Filter the data for lines with the word "reject", then copy every line so identified.

==== The records

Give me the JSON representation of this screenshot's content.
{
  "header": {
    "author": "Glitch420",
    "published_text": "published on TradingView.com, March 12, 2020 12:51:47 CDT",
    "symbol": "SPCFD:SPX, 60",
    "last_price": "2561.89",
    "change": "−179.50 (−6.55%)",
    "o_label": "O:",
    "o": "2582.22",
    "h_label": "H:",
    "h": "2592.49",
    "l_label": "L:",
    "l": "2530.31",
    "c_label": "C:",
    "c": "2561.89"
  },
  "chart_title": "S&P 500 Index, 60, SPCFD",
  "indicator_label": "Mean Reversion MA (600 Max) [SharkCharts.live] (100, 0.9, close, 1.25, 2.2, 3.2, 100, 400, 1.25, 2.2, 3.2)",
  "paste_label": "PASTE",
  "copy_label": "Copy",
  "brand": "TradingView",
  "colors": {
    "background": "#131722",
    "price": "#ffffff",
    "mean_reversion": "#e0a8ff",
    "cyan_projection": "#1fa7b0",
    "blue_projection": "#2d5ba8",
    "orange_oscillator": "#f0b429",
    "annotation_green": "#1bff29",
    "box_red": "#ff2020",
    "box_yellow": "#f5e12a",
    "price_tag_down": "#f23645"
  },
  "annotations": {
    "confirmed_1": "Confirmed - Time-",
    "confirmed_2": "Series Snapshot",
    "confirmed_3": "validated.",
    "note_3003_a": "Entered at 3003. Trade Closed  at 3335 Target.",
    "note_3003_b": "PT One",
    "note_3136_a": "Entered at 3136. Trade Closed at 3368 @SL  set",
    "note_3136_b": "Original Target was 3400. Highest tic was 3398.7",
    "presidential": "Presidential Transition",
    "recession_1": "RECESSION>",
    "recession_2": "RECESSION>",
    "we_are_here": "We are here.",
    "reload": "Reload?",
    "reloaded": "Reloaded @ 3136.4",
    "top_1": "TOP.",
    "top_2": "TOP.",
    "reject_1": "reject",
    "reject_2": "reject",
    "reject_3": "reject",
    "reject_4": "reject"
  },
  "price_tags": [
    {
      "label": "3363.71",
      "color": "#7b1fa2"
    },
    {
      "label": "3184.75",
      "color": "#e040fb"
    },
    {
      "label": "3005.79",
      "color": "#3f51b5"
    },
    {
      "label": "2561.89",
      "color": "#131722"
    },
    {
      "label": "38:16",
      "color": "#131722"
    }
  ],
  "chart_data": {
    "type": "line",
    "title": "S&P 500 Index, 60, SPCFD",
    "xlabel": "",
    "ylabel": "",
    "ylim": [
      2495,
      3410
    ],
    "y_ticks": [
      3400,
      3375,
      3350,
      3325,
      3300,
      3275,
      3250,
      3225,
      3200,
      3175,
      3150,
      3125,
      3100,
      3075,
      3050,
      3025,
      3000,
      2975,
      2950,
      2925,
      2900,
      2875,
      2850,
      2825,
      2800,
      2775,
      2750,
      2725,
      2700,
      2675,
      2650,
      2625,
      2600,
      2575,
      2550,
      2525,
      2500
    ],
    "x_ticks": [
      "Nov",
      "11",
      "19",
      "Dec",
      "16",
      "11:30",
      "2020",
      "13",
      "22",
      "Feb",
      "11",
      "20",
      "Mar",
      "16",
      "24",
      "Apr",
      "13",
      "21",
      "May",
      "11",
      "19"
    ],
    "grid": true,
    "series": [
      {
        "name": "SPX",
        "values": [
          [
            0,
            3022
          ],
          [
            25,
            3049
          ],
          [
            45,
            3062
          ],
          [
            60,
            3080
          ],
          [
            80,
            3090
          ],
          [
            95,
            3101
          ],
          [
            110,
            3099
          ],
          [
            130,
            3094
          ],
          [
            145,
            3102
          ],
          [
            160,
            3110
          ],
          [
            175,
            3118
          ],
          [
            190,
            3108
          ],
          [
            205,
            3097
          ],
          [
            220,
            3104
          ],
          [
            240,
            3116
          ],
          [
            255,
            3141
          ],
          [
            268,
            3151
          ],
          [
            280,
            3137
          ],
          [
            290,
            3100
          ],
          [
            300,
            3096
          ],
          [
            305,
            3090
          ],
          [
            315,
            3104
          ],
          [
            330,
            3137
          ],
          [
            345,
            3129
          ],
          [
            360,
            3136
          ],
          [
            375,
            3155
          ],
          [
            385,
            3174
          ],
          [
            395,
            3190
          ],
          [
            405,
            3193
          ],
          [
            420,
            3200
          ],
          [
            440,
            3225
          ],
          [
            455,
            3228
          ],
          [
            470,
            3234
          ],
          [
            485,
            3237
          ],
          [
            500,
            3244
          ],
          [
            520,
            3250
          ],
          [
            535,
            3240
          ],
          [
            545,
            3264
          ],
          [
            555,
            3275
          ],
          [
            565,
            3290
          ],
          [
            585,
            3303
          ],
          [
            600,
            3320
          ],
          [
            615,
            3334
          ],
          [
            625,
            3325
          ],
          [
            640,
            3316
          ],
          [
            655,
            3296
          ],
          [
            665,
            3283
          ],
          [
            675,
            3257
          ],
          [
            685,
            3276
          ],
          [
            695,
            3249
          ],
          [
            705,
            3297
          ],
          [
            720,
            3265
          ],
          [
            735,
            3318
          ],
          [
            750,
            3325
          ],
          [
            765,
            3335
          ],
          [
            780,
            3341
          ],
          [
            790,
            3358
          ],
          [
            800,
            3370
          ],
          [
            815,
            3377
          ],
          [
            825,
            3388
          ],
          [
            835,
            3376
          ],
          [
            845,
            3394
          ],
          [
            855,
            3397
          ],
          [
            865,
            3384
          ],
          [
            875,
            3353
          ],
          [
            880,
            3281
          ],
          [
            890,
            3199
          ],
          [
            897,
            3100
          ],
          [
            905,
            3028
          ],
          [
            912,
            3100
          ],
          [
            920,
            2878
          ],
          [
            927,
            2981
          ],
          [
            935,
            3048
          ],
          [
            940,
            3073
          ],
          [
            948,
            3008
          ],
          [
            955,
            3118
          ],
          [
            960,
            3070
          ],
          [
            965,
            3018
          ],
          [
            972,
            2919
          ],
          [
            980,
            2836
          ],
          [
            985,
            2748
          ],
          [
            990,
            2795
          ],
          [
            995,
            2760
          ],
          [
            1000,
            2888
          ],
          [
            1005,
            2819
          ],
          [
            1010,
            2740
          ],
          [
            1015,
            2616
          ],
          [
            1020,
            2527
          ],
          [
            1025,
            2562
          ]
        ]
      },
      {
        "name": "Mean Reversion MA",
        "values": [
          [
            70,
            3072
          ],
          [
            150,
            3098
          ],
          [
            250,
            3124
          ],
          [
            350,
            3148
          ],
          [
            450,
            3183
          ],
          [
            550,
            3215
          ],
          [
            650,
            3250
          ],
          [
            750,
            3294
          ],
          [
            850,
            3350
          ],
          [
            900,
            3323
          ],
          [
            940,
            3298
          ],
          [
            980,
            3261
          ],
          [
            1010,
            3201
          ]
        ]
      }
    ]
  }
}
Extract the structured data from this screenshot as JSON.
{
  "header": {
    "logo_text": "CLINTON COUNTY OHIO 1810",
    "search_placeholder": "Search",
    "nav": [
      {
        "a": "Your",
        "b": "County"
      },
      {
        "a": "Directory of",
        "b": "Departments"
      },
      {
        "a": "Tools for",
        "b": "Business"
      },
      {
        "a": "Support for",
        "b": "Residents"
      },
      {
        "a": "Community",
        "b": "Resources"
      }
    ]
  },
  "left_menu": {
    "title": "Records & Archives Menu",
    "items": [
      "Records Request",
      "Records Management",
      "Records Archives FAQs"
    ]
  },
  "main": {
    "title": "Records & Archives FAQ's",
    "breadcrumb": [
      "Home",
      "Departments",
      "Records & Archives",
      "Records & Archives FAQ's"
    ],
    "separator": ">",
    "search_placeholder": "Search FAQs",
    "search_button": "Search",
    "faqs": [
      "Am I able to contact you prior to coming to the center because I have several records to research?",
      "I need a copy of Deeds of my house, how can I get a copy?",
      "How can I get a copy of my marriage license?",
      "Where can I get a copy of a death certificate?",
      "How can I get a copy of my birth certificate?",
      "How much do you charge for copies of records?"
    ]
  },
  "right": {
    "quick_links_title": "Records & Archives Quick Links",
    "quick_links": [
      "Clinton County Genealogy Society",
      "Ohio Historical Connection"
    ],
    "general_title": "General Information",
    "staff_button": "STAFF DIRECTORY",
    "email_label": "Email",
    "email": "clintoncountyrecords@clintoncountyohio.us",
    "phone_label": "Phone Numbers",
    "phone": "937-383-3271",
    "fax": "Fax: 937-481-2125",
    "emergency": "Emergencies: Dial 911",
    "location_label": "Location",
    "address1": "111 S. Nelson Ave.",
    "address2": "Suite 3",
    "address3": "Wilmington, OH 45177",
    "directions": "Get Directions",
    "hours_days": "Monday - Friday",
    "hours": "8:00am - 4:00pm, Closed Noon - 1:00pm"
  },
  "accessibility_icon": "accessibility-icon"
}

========

- **Response to this task**
    "reject_1": "reject",
    "reject_2": "reject",
    "reject_3": "reject",
    "reject_4": "reject"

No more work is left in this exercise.